A road trip from Sydney to Byron Bay can be a tricky adventure - The Pacific Highway doesn't offer much in the way of amazing scenery. There is, however, an alternative route you can take if you're planning on venturing out on this specific road trip and want to experience as much as you can along the way.
The Blue Mountains in Sydney are the best place to start. Leura, Katoomba, and Blackheath are the main places people visit to explore the Blue Mountains, and are accessible via the Great Western Highway. If you really want to see what the Blue Mountains have to offer, however, it's best to stray away from the main roads. Near Blackheath, you'll find Govett's Leap, which is an often-visited lookout point. Here you'll see amazing views of Bridal Veil Falls and the surrounding green areas.
After the Blue Mountains, drive north to visit the renowned crossing point for the Hawkesbury River, known as Wiseman's Ferry. After the ferry, stop for a rest at Settler's Arms in St. Albans. Continuing on your trip, you'll eventually reach the well-known wine village Hunter Valley. Very close by, there is free camping so you can rest overnight.
The next recommended stop is Tamworth, known as the country music capital of Australia. It's a small town that you can probably explore most of in less than a day, but an interesting stop nonetheless. After Tamworth, you can visit the starting point of the Waterfall Way, known as Armidale. However, it's best not to drive around Armidale really late at night or really early in the morning, as Kangaroos are rampant.

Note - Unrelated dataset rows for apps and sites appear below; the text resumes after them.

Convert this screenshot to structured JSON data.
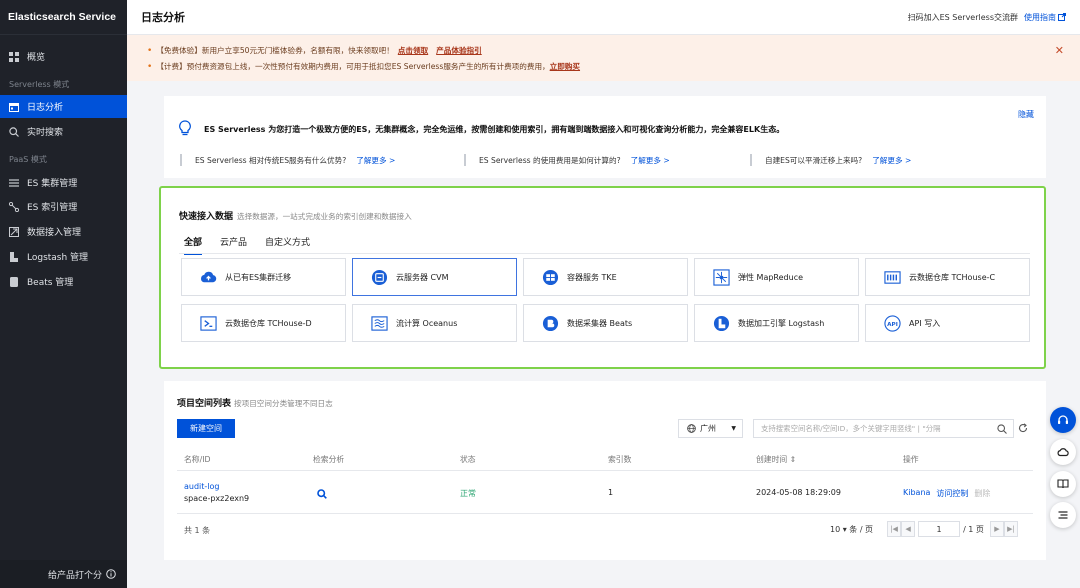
{
  "sidebar": {
    "title": "Elasticsearch Service",
    "items": [
      {
        "label": "概览"
      },
      {
        "label": "日志分析"
      },
      {
        "label": "实时搜索"
      },
      {
        "label": "ES 集群管理"
      },
      {
        "label": "ES 索引管理"
      },
      {
        "label": "数据接入管理"
      },
      {
        "label": "Logstash 管理"
      },
      {
        "label": "Beats 管理"
      }
    ],
    "sections": [
      "Serverless 模式",
      "PaaS 模式"
    ],
    "footer": "给产品打个分"
  },
  "header": {
    "title": "日志分析",
    "qr_text": "扫码加入ES Serverless交流群",
    "guide": "使用指南"
  },
  "notice": {
    "line1_text": "【免费体验】新用户立享50元无门槛体验券，名额有限，快来领取吧！",
    "line1_link1": "点击领取",
    "line1_link2": "产品体验指引",
    "line2_text": "【计费】预付费资源包上线，一次性预付有效期内费用，可用于抵扣您ES Serverless服务产生的所有计费项的费用，",
    "line2_link": "立即购买"
  },
  "intro": {
    "text": "ES Serverless 为您打造一个极致方便的ES，无集群概念，完全免运维，按需创建和使用索引，拥有端到端数据接入和可视化查询分析能力，完全兼容ELK生态。",
    "hide": "隐藏",
    "faqs": [
      {
        "q": "ES Serverless 相对传统ES服务有什么优势?",
        "link": "了解更多 >"
      },
      {
        "q": "ES Serverless 的使用费用是如何计算的?",
        "link": "了解更多 >"
      },
      {
        "q": "自建ES可以平滑迁移上来吗?",
        "link": "了解更多 >"
      }
    ]
  },
  "quick": {
    "title": "快速接入数据",
    "subtitle": "选择数据源，一站式完成业务的索引创建和数据接入",
    "tabs": [
      "全部",
      "云产品",
      "自定义方式"
    ],
    "tiles": [
      {
        "label": "从已有ES集群迁移",
        "icon": "cloud-upload-icon"
      },
      {
        "label": "云服务器 CVM",
        "icon": "cvm-icon"
      },
      {
        "label": "容器服务 TKE",
        "icon": "tke-icon"
      },
      {
        "label": "弹性 MapReduce",
        "icon": "emr-icon"
      },
      {
        "label": "云数据仓库 TCHouse-C",
        "icon": "tchouse-c-icon"
      },
      {
        "label": "云数据仓库 TCHouse-D",
        "icon": "tchouse-d-icon"
      },
      {
        "label": "流计算 Oceanus",
        "icon": "oceanus-icon"
      },
      {
        "label": "数据采集器 Beats",
        "icon": "beats-icon"
      },
      {
        "label": "数据加工引擎 Logstash",
        "icon": "logstash-icon"
      },
      {
        "label": "API 写入",
        "icon": "api-icon"
      }
    ]
  },
  "project": {
    "title": "项目空间列表",
    "subtitle": "按项目空间分类管理不同日志",
    "new_button": "新建空间",
    "region": "广州",
    "search_placeholder": "支持搜索空间名称/空间ID，多个关键字用竖线\" | \"分隔",
    "columns": [
      "名称/ID",
      "检索分析",
      "状态",
      "索引数",
      "创建时间 ⇕",
      "操作"
    ],
    "rows": [
      {
        "name": "audit-log",
        "id": "space-pxz2exn9",
        "status": "正常",
        "indices": "1",
        "created": "2024-05-08 18:29:09",
        "ops": [
          "Kibana",
          "访问控制",
          "删除"
        ]
      }
    ],
    "total": "共 1 条",
    "page_size": "10 ▾ 条 / 页",
    "page": "1",
    "page_total": "/ 1 页"
  },
  "colors": {
    "accent": "#0052d9",
    "sidebar_bg": "#1f2229",
    "success": "#2ba471",
    "highlight_border": "#7ed24a"
  }
}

Afterwards, your trip will lead you to Mt. Warning, which will probably be your last attraction stop before reaching Byron Bay. Mt. Warning is Australia's most easterly mountain. The entire climb up the mountain takes about 4 hours, so it's best to start around 2 in the morning if you want to see the spectacular views of the sunrise. After Mt. Warning, you're less than an hour away from Byron Bay.
Along your route, there will be plenty of pubs and restaurants, so make sure you stop for refreshments as often as necessary. Be sure to also keep yourself stocked on petrol, as petrol stations can be pretty scarce on certain parts of this particular trip. It's likely best to plan all of your stops ahead of time. You'll want to make sure you know where all the best rest stops are, and the best camping sites if you plan on stopping for an overnight rest.
As always, the most important part of any road trip is your vehicle. If you're on the hunt for a new car, you can do some comparison shopping at CarSales.com.au and similar sites, just to help you get a feel for what is on the market. If you're a frequent road-tripper, you'll want something spacious and comfortable that doesn't use a lot of fuel. Make sure you check out all the details before purchasing a car. Also, don't forget to bring snacks, water, pillows, blankets, safety equipment, first-aid kits, and anything else you deem necessary for your trips and to cover any emergency scenarios. You can never bring too much stuff if it means your trip will be that much more comfortable!